Outdoor Environments: Children's Physical Activity And Play
The present doctoral dissertation focused on the impact of outdoor environments on children's physical activity and active free play. Three studies investigate the environmental influences within children's microsystems: school gardens, adventure playgrounds, and conventional playgrounds, in order to systematically improve the salutogenic (health-promotive) design and effectiveness of built and natural environments to promote children's physical activity, health and well-being (Antonovsky, 1987, 1996). First, Children's physical activity while gardening: Development of a valid and reliable direct observation tool (Chapter 2), the Physical Activity Research & Assessment tool for Garden ObservatioN (PARAGON), a direct observation tool was developed to operationalize children's physical activities, movement, and postures, while gardening at school. The study assessed the test-retest and inter-rater reliability of PARAGON as a measure of children's physical activity levels and movement in school gardens and assessed the validity of the physical activity codes. This valid and reliable direct observation tool may help to increase effectiveness of garden interventions that aim to improve children's health and well-being and can be used by community organizations to translate research into practice and practice into research. The second study, Children's physical activity in free-living outdoor environments (Chapter 3), a within-subjects design exploring two playground types, (conventional and adventure) and their influence on children's physical activity, while outdoors. This study had two purposes: a) to measure and compare children's physical activity, during active free play, in two playground types (conventional versus adventure), using two measures (accelerometry and direct observation); b) to explore the role of gender and playground types on physical activity. This study contributes to the literature exploring the physical environmental influences on children's physical activity, while engaging in outdoor, active free play, which will be important in the need to collect national data on children's active free play levels. In addition, this was the first study to look at adventure playgrounds effects on physical activity. And finally, the study filled a gap in out-of-school time (OST) research, exploring how the OST physical outdoor environments may promote children's physical activity.

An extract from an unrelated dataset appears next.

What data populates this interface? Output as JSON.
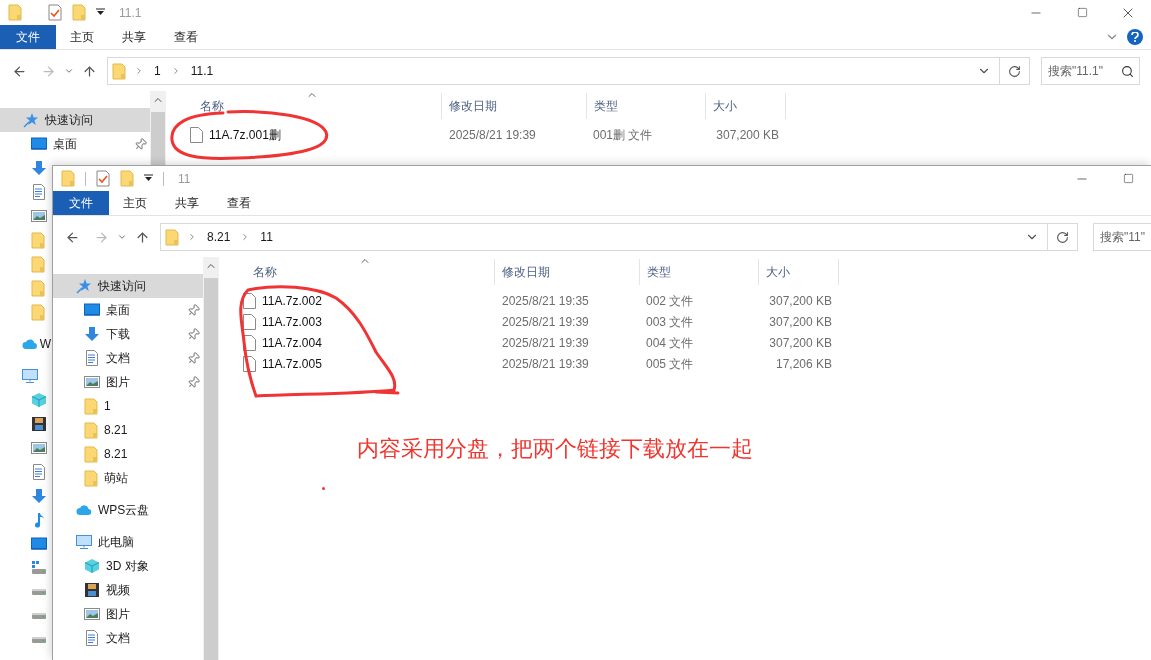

The third study, Adventure playgrounds and active free play: The role of environmental design in play behavior types, social interactions, and gender-inclusive space use (Chapter 4), also utilized a within-subjects research design to examine the effects of playground type (adventure playground compared to conventional playground) and gender on three components of active free play: 1) play behavior types; 2) social interactions and; 3) gender-inclusive space use. Results showed that in the adventure playground, both boys and girls engaged in a greater variety of active free play behaviors, engaged in more time in pro-social interactions, and spent less time in conflict interactions than in the conventional playground. Though the conventional playground was hypothesized to be a more 'gendered space' compared to the adventure playground, playground type was found to have no effect on the third dependent variable, gender-inclusive space use. Though the history of adventure playgrounds is long to our knowledge, this is the first quasi-experimental study to examine the effects of an adventure playground on children's active free play components (play behavior types, social interactions, and gender-inclusive space use) compared to a conventional playground.
movement; nature; loose parts
Feathers,David Joseph; Wethington,Elaine
Human Behavior and Design
Ph. D., Human Behavior and Design
Doctor of Philosophy
dissertation or thesis